**The task**
Every line of the material below that contains the string "Object" must appear in the answer.
*** Block opens ***
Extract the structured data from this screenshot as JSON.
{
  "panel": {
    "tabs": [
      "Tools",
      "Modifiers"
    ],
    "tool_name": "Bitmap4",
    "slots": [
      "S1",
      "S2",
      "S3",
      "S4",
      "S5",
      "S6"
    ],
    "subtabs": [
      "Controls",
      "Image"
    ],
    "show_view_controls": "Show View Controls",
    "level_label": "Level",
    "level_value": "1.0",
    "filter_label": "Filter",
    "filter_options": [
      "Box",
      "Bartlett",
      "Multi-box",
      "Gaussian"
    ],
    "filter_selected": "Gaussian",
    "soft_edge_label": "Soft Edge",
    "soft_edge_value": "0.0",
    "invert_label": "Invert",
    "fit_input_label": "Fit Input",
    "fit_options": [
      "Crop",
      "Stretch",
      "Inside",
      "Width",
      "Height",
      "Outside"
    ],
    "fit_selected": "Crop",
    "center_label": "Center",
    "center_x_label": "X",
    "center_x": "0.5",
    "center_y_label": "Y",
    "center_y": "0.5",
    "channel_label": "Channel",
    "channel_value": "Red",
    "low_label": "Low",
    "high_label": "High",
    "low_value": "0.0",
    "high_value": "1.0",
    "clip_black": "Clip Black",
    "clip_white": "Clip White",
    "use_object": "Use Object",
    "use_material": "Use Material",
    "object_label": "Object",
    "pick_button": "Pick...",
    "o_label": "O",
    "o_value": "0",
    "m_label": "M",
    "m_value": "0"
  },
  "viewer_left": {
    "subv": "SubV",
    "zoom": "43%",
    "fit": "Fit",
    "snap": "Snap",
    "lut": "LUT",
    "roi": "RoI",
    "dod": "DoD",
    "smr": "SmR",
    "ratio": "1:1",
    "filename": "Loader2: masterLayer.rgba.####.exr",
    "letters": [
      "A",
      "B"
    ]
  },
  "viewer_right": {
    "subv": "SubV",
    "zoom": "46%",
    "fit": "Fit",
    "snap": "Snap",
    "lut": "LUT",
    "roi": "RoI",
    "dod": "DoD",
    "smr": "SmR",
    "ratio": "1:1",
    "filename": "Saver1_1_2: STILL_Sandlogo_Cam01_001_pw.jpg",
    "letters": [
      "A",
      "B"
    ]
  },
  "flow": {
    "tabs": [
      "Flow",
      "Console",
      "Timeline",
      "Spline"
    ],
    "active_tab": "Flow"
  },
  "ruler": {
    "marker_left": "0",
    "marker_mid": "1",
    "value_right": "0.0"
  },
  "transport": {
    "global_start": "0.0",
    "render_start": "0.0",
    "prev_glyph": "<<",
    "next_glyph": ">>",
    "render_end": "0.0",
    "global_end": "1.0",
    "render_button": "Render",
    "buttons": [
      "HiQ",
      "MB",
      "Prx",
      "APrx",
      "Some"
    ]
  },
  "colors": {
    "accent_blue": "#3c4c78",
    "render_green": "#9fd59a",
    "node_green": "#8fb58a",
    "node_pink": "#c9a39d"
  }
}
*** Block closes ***
**Expected answer**
    "use_object": "Use Object",
    "object_label": "Object",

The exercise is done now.